Jumpers for Goalposts
Paines Plough, Watford Palace Theatre and Hull Truck
Watford Palace Theatre
Award winner Tom Wells’s new play is about a football team and is set in their dressing room. On first hearing I thought they were called Burnley but they have nothing to do with the club that currently stands at 11 in the Football League table.
It is no new thing to have the “beautiful game” and its relations on our stages and you can’t help thinking of David Storey’s The Changing Room with its study of macho male bonding in Rugby League. Back in 1971, its nudity aroused gay interest, though Noël Coward was dismissive on that score remarking "15 acorns are hardly worth the price of admission".
This new play is again set in Yorkshire but the last forty years have made a big difference. Theatre economics don’t support a full football squad now. In this ninety-minute play, a single actor presents a five-a-side soccer team run by publican Viv. They are actually called Barely Athletic. Viv is a lesbian and her team is all gay, except for widowed brother-in-law Joe. They are competing for a GLBT cup against teams with similarly camp names: Man City, Tranny United, Lesbian Rovers.
Don’t get the idea that this is a camp show. It is indeed very funny, but it is also very serious in the way that it looks at relationships. We are there for the aftermath of six matches, some won, some lost.
At first is Viv telling everybody off after a disastrous performance. The Lesbians may have called her a bully but Vivienne Gibbs makes her delightfully likeable—her pub would be one you want to drink in.
Though team performance is a thread through the whole play, it is the personal stories that emerge that make it interesting. There’s newcomer young librarian Luke, recruited through a poster brought into the library. Shy and insecure and not strong on ball skills, Philip Duguid-McQuillan gives him a mixture of hesitancy and sudden outpouring that matches him precisely.
Danny, who is trying to become qualified as an official trainer, made the poster. He took an immediate shine to the boy in the library. Jamie Samuel suggests the shadow of disappointment that lies behind his gentle, charming manner, and he has a dark secret he can’t bring himself to tell Luke, though the others probably know it.
Andy Rush’s quirky musician Geoff doesn’t take gay football very seriously, but he cares about people. His mind is on getting through an audition to perform at Hull’s Gay Pride and move on from busking outside Marks and Spencers. His confidence took a knocking when he was gay-bashed; now he hides his injuries and insecurities under a tasselled beanie that upsets the opposition.
There are lots of levels here in both writing and acting. Those bred south of Watford may take a little time getting used to the accents but, here on the border, the audience was immediately responsive. It is a play full of humour but Wells’s writing moves easily from laughs to pathos and pain.

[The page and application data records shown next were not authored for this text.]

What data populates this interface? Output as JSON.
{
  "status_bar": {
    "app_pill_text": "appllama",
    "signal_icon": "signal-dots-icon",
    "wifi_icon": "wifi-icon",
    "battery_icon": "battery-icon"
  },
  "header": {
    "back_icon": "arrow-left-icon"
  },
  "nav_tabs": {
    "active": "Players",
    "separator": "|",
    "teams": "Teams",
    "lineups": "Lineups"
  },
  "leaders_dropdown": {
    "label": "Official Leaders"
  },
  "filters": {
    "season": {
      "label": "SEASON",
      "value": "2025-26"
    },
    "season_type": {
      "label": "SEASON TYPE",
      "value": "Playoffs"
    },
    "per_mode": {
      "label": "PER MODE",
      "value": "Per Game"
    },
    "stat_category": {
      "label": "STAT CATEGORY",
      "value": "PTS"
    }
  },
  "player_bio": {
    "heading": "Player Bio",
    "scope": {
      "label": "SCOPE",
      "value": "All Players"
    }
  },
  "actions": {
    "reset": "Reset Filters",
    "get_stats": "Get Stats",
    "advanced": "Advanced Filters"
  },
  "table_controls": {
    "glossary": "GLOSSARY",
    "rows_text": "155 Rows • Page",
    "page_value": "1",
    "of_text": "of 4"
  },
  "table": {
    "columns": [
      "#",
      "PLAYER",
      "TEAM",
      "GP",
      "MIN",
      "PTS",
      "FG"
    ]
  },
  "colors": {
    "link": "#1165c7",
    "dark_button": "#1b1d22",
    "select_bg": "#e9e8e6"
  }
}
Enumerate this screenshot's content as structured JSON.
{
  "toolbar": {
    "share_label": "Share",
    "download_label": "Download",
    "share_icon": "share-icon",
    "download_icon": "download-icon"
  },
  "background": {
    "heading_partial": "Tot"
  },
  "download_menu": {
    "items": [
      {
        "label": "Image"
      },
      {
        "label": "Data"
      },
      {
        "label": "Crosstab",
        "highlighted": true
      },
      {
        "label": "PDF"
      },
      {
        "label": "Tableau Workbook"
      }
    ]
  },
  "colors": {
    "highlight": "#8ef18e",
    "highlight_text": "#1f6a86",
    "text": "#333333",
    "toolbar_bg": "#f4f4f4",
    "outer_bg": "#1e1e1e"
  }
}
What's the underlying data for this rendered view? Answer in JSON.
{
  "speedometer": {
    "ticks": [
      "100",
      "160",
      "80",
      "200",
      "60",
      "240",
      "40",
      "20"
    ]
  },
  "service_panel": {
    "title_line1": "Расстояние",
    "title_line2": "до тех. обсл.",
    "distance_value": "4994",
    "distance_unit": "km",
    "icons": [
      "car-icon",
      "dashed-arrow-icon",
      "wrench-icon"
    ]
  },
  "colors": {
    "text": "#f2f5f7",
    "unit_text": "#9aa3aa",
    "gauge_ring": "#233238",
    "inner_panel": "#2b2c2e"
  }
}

If the progression of at least one strand in this story is predictable it is mawkish and nothing’s wrong with a happy ending—well happyish. This is an optimistic glass half-full play, like Danny’s attitude. They may lose a match 1-0 in the last minute but, as Wells’s makes him put it, they will all remember for “the sight of that lad in a leopard-print miniskirt, slipping a ball between Joe’s legs seconds before the final whistle”.
Yorkshire has come a long way in forty years. Now you can have a play about a gay group that doesn’t have to make the point they are gay and still strike a chord with a straight audience.
Reviewer: Howard Loxton